### [Records shown]
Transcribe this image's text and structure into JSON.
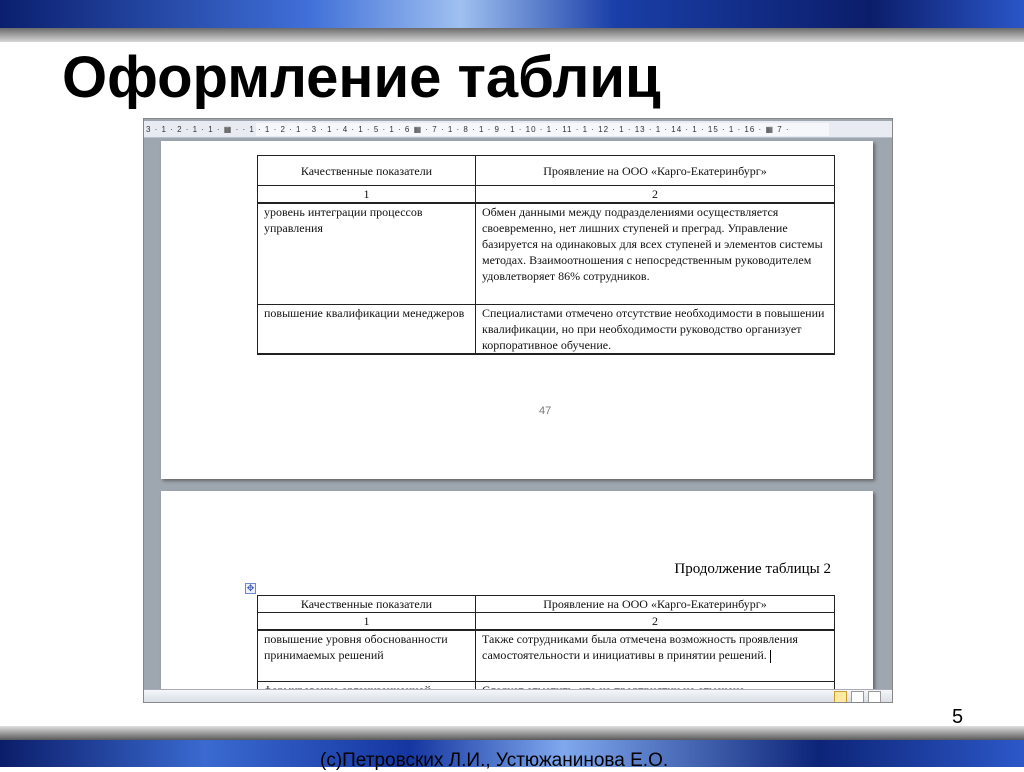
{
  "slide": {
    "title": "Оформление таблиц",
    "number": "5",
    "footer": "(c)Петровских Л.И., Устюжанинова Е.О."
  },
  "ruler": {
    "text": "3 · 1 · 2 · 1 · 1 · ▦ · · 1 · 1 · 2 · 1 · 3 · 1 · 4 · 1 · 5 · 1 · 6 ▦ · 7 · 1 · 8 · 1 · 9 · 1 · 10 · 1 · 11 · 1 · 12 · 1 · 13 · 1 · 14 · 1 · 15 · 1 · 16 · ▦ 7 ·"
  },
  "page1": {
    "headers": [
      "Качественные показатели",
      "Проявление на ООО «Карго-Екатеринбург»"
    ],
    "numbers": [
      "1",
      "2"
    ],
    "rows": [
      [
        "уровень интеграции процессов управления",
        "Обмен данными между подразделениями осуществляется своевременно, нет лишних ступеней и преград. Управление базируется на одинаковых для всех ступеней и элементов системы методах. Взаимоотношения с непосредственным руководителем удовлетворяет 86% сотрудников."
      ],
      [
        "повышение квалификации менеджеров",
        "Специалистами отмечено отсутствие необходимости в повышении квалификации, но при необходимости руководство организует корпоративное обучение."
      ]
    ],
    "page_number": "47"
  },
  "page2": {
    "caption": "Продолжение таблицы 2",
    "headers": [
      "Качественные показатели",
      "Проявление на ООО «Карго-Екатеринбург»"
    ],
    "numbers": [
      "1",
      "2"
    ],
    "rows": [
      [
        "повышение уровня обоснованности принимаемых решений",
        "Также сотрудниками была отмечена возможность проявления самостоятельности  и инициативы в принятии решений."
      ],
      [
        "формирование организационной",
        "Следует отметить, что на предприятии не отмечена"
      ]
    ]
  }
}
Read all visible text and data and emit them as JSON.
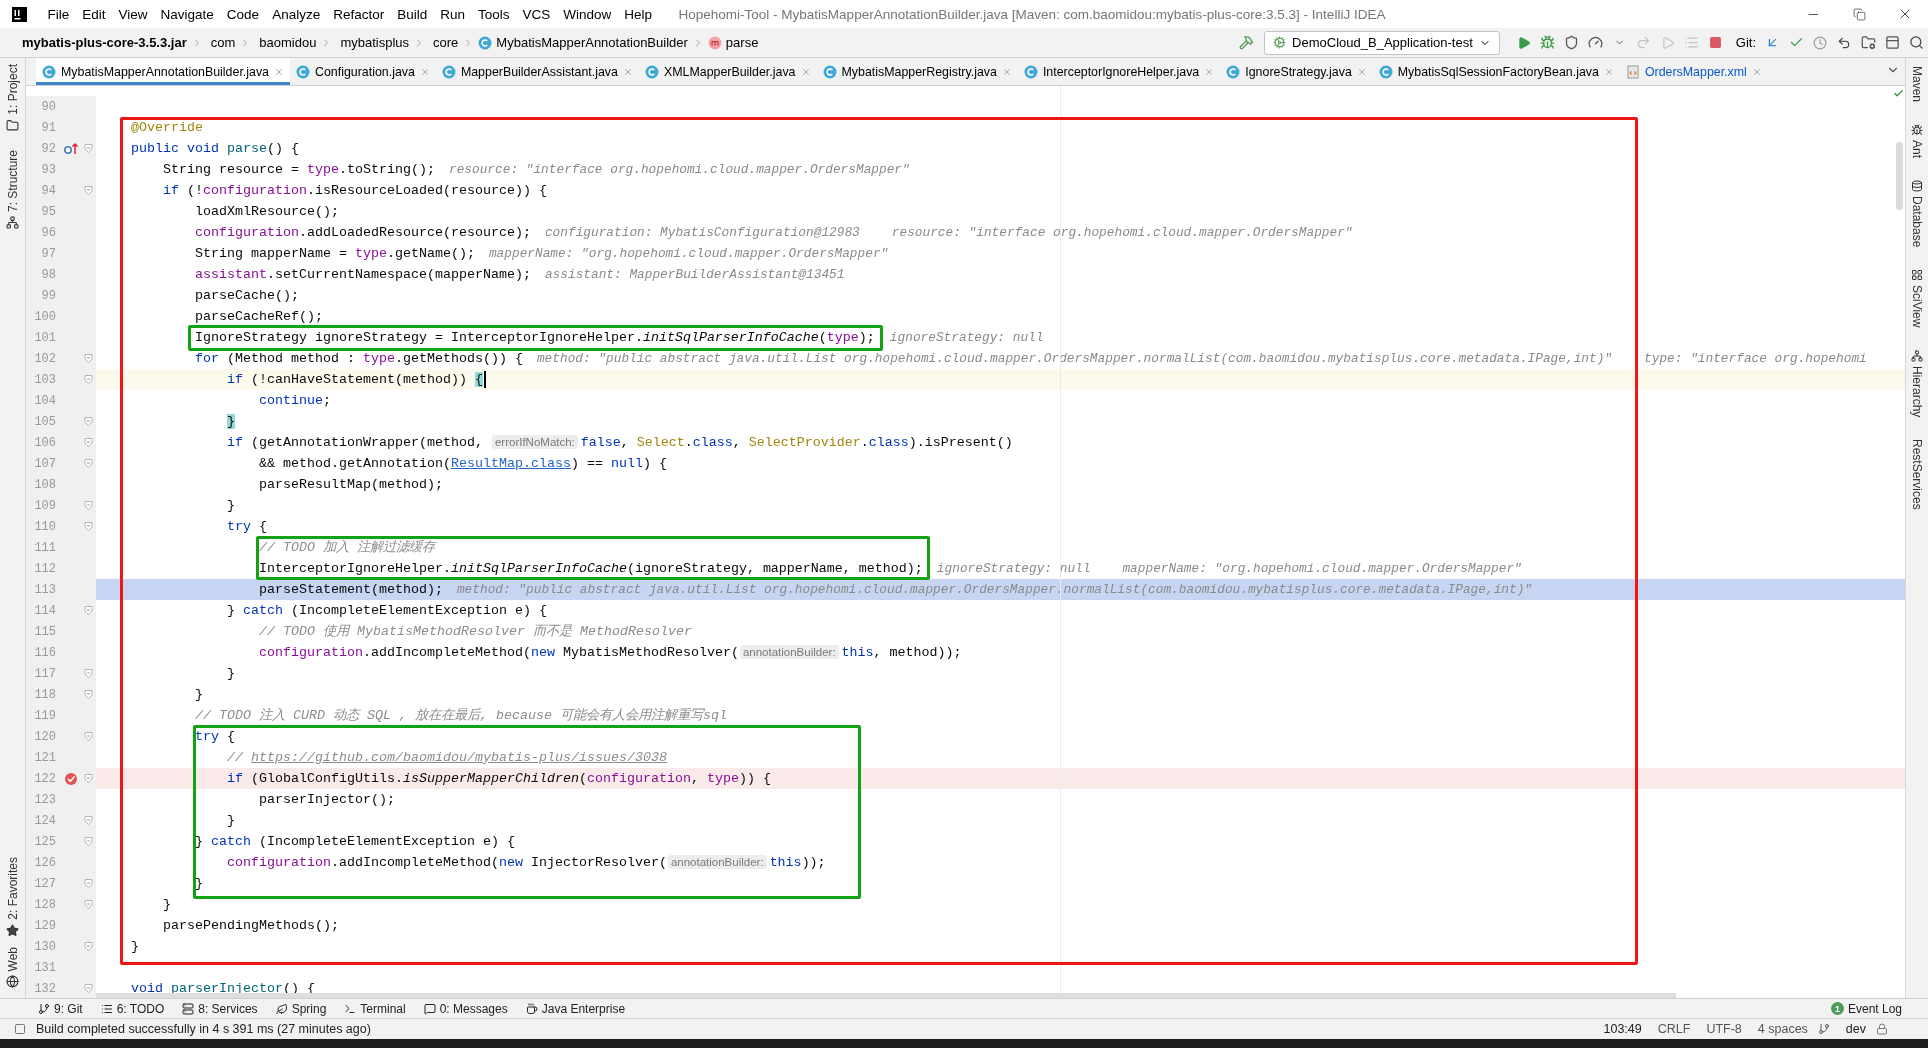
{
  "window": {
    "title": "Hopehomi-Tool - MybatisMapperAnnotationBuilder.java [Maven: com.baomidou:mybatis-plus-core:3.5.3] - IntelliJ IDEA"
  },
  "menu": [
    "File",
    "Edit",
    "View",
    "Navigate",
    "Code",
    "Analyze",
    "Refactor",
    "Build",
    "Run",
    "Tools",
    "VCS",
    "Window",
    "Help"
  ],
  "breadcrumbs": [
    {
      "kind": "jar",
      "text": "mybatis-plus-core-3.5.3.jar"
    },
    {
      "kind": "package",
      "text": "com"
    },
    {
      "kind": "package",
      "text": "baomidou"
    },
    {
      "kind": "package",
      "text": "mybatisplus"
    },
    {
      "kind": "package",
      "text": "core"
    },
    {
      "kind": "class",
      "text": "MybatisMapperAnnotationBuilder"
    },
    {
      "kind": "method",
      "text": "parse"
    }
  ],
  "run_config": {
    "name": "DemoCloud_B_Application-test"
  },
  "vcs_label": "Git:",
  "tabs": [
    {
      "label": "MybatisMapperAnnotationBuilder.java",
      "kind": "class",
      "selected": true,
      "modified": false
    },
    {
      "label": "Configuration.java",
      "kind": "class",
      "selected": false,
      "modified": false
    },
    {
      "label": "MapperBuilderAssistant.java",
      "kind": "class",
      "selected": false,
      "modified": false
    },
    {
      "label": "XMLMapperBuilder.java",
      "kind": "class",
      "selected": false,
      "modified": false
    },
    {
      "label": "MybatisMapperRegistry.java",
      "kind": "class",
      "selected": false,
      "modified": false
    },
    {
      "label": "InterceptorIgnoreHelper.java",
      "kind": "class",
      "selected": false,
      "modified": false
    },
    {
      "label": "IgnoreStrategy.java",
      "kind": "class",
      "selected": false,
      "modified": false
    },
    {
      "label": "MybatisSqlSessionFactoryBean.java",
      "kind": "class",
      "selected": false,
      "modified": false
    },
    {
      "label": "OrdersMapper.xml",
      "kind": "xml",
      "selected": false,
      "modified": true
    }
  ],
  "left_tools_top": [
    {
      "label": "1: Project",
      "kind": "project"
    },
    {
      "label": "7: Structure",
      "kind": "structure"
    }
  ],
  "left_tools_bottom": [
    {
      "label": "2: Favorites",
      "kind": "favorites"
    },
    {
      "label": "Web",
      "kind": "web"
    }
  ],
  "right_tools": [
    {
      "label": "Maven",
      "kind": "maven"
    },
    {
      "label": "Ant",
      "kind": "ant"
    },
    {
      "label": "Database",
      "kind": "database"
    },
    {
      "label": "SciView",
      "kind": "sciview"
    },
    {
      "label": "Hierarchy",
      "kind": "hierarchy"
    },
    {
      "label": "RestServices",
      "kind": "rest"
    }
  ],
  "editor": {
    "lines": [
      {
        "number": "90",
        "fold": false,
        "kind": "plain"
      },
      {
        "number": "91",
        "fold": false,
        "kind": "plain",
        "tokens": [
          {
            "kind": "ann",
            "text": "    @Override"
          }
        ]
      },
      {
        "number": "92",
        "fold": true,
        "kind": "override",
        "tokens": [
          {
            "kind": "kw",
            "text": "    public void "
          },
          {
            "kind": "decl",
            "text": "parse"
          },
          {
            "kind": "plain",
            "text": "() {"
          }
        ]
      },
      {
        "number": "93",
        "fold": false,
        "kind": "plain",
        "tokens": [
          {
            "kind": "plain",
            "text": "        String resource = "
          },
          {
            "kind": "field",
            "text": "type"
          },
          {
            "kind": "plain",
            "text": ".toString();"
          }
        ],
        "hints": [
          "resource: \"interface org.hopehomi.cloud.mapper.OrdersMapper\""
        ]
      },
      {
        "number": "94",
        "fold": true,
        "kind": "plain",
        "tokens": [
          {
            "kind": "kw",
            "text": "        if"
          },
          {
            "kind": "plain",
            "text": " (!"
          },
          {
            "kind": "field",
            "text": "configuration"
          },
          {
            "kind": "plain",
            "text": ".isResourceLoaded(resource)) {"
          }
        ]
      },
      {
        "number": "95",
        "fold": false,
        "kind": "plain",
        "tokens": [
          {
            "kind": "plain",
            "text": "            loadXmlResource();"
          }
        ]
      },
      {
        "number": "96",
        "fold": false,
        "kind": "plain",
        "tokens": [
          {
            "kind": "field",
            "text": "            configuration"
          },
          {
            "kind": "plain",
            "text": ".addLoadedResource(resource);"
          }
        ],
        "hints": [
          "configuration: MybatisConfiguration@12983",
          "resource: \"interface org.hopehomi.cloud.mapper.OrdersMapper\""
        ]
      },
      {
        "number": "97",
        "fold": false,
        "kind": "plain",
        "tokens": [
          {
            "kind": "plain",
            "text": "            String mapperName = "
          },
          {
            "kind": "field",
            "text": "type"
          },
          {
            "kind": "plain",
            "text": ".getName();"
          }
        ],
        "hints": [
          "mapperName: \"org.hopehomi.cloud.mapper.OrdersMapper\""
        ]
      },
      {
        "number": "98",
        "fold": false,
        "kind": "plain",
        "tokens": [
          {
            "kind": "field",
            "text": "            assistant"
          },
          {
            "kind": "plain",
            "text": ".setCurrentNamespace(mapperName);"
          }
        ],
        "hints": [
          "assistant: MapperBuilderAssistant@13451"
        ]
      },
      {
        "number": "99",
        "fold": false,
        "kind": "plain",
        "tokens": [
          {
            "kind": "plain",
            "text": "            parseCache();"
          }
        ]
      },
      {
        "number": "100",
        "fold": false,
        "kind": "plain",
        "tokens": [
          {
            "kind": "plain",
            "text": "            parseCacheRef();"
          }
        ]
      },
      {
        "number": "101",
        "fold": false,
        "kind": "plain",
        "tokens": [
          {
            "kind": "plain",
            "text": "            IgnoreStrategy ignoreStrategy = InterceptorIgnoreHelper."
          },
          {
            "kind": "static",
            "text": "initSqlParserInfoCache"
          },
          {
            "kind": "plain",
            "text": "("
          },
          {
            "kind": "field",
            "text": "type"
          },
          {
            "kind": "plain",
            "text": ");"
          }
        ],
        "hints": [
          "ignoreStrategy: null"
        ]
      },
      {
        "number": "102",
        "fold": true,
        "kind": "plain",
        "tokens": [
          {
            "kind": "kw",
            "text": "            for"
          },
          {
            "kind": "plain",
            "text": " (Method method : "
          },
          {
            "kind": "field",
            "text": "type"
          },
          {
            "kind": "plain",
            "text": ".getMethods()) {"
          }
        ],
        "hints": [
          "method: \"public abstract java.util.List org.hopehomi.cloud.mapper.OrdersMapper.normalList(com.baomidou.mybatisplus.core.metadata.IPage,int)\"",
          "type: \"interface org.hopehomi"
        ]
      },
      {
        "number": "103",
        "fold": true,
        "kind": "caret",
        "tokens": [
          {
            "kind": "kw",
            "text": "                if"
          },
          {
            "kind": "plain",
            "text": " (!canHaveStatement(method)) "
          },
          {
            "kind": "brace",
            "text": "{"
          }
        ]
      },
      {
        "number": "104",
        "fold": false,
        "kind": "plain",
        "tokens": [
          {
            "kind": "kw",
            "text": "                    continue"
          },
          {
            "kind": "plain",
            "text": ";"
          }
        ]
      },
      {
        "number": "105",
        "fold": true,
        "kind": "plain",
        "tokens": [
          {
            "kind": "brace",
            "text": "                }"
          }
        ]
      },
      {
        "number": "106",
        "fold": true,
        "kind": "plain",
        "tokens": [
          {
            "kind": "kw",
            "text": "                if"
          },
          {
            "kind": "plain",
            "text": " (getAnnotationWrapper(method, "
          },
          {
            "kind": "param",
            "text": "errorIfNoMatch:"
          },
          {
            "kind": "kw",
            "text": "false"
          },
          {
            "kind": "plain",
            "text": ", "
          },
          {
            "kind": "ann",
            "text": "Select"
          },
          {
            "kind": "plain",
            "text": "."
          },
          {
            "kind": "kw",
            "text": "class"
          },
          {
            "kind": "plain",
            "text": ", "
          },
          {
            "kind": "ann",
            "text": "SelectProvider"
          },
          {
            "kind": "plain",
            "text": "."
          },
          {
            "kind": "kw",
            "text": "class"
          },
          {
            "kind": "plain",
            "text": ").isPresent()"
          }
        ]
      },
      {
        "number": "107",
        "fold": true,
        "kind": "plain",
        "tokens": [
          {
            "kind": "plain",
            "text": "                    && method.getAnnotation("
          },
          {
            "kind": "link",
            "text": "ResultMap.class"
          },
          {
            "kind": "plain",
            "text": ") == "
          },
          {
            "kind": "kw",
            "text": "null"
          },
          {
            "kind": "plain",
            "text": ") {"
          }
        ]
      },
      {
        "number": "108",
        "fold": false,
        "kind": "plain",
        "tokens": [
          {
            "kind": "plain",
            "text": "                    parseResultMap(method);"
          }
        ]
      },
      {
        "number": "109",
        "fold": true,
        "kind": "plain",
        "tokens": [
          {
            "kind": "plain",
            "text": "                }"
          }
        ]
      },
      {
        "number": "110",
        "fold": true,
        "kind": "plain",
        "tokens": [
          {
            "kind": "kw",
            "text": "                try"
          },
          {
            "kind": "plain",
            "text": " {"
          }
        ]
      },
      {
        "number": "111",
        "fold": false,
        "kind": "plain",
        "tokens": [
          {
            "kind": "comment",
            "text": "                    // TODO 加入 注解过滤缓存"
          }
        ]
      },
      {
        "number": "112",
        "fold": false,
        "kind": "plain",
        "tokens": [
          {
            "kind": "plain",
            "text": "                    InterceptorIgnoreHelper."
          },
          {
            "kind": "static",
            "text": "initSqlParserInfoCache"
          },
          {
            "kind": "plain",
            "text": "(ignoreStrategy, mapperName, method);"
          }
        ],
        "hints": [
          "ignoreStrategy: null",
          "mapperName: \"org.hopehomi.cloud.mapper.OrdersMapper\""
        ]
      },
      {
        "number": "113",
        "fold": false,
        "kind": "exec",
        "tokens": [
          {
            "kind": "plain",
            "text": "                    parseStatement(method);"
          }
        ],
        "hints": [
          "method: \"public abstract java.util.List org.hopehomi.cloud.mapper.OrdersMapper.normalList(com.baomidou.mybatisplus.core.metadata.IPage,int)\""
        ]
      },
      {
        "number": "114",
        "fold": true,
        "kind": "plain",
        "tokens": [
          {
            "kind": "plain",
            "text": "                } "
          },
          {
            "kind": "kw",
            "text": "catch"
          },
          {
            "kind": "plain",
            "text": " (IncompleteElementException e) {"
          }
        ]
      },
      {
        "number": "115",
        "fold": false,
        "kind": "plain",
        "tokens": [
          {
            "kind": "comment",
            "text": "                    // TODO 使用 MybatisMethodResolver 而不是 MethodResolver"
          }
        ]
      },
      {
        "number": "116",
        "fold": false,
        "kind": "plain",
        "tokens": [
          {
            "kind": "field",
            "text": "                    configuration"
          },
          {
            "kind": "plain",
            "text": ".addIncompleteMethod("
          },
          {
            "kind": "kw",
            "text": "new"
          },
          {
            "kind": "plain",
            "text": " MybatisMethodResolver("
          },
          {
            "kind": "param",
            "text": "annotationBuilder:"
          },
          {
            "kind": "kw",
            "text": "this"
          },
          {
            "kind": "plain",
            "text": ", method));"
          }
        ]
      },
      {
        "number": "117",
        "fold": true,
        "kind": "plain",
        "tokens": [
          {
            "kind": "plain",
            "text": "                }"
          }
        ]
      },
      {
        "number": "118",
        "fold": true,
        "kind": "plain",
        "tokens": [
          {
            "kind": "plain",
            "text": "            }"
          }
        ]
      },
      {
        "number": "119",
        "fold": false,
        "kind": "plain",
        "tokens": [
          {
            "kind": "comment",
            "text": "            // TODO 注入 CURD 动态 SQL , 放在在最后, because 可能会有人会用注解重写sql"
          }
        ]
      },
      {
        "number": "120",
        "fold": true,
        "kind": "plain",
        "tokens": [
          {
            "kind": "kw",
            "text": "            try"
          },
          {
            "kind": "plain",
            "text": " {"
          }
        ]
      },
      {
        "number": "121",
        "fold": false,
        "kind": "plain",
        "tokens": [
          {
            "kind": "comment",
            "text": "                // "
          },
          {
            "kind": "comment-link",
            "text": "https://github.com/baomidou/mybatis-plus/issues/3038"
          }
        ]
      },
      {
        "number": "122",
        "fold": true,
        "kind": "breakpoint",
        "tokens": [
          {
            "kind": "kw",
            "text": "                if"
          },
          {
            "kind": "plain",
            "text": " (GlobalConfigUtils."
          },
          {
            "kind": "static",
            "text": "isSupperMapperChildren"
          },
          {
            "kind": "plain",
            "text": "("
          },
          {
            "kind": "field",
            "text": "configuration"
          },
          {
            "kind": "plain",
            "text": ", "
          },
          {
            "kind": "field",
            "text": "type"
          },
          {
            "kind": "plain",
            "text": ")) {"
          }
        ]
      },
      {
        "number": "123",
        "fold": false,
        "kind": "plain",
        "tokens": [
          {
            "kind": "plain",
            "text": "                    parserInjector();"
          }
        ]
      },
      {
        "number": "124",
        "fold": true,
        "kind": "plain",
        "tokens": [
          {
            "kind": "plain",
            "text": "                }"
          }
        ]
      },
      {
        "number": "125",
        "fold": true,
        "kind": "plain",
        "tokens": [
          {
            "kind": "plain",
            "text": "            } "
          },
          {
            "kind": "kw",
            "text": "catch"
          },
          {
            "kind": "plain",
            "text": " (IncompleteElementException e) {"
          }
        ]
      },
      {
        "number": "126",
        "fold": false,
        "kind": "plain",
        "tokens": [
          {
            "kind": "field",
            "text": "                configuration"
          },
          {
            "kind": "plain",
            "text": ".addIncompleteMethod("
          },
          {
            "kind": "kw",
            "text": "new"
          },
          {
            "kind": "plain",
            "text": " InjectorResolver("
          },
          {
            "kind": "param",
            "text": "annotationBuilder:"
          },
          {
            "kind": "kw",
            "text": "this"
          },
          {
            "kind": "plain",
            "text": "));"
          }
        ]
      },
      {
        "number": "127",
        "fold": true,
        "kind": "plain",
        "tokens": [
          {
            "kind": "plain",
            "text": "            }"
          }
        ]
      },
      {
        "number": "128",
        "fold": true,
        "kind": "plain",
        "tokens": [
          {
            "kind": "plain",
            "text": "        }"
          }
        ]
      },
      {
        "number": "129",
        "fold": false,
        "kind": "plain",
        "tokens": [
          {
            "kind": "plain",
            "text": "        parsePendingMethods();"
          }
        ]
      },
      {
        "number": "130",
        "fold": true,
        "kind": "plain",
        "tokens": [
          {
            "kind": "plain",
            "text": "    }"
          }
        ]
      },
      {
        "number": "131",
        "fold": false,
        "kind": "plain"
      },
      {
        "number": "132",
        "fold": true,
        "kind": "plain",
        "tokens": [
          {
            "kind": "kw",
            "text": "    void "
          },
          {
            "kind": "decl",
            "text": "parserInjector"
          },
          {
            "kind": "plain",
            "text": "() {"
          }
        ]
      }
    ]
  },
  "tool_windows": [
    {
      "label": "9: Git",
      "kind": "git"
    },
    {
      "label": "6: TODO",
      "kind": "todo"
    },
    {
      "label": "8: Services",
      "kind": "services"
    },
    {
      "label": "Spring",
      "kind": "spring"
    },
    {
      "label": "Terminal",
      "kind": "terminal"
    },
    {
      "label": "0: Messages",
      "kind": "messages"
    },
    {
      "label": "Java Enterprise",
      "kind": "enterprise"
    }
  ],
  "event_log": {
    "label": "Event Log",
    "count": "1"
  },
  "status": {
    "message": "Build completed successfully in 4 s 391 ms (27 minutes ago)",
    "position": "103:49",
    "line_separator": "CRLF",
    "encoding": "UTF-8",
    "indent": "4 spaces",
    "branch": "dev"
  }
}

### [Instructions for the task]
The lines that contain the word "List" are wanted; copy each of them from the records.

### [Answer]
          "method: \"public abstract java.util.List org.hopehomi.cloud.mapper.OrdersMapper.normalList(com.baomidou.mybatisplus.core.metadata.IPage,int)\"",
          "method: \"public abstract java.util.List org.hopehomi.cloud.mapper.OrdersMapper.normalList(com.baomidou.mybatisplus.core.metadata.IPage,int)\""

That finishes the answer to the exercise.